-- Opening Marker --

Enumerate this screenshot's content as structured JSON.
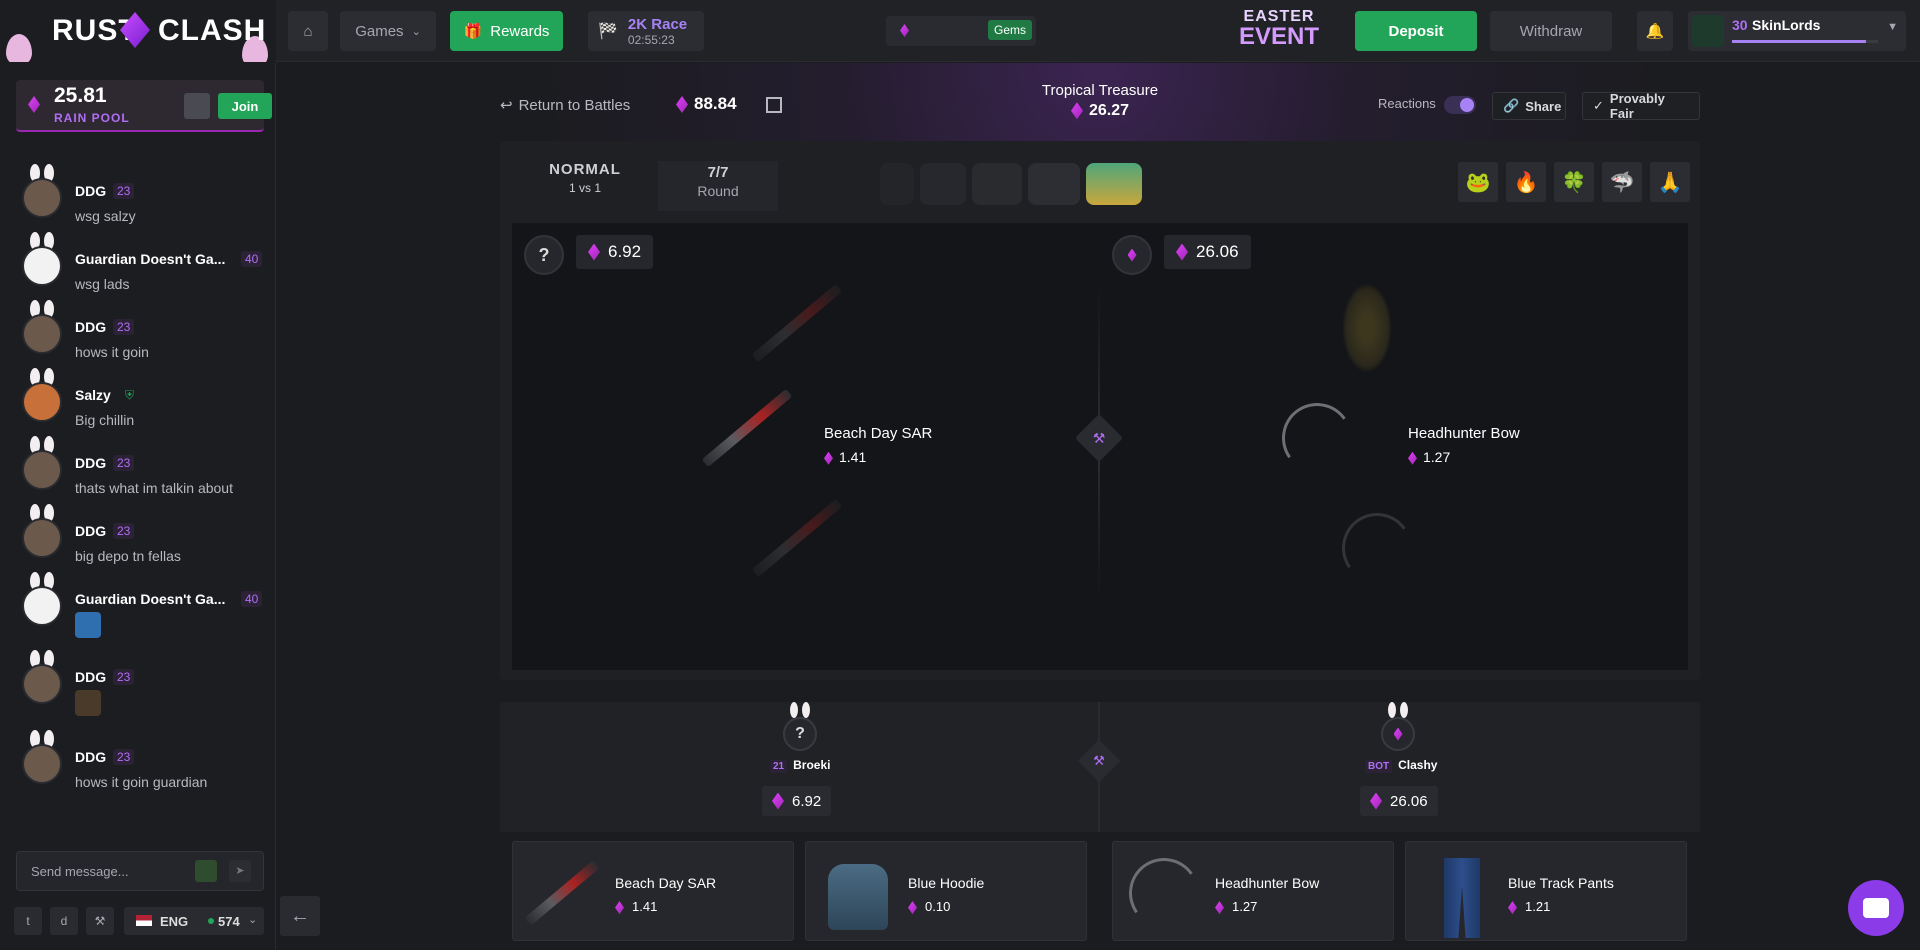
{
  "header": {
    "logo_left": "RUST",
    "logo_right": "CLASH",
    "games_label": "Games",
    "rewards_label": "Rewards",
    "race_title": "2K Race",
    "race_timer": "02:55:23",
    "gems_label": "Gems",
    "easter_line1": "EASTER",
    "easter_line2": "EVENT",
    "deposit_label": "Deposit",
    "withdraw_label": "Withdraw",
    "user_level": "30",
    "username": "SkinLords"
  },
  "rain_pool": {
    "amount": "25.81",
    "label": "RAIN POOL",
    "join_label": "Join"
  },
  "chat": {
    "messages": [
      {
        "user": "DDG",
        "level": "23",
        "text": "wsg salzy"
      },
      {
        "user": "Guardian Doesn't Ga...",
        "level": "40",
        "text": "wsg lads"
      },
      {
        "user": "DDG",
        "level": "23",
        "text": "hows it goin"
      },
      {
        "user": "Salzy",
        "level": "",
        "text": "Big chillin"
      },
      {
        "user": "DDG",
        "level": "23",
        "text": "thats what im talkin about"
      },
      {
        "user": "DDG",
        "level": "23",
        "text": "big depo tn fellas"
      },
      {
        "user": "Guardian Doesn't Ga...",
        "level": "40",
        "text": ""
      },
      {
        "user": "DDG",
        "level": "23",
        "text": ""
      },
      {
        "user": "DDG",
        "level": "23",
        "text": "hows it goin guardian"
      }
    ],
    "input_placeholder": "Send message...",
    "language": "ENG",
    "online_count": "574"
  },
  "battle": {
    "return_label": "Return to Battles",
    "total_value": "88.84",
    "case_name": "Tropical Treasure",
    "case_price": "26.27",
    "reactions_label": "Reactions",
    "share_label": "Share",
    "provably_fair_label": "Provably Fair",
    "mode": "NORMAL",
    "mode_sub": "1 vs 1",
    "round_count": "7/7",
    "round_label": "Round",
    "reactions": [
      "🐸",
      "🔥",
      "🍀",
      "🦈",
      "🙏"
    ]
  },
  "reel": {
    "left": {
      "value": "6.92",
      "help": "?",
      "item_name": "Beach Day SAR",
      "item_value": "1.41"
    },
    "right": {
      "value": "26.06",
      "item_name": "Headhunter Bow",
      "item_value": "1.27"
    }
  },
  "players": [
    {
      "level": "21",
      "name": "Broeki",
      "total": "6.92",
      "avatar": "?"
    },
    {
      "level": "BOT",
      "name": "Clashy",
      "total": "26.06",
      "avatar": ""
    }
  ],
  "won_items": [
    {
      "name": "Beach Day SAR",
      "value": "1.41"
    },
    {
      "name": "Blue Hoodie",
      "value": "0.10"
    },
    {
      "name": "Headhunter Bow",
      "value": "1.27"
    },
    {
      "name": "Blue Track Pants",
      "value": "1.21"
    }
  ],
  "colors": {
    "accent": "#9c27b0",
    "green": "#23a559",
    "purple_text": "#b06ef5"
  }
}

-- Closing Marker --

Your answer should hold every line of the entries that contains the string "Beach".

#### [Exercise response]
      "item_name": "Beach Day SAR",
      "name": "Beach Day SAR",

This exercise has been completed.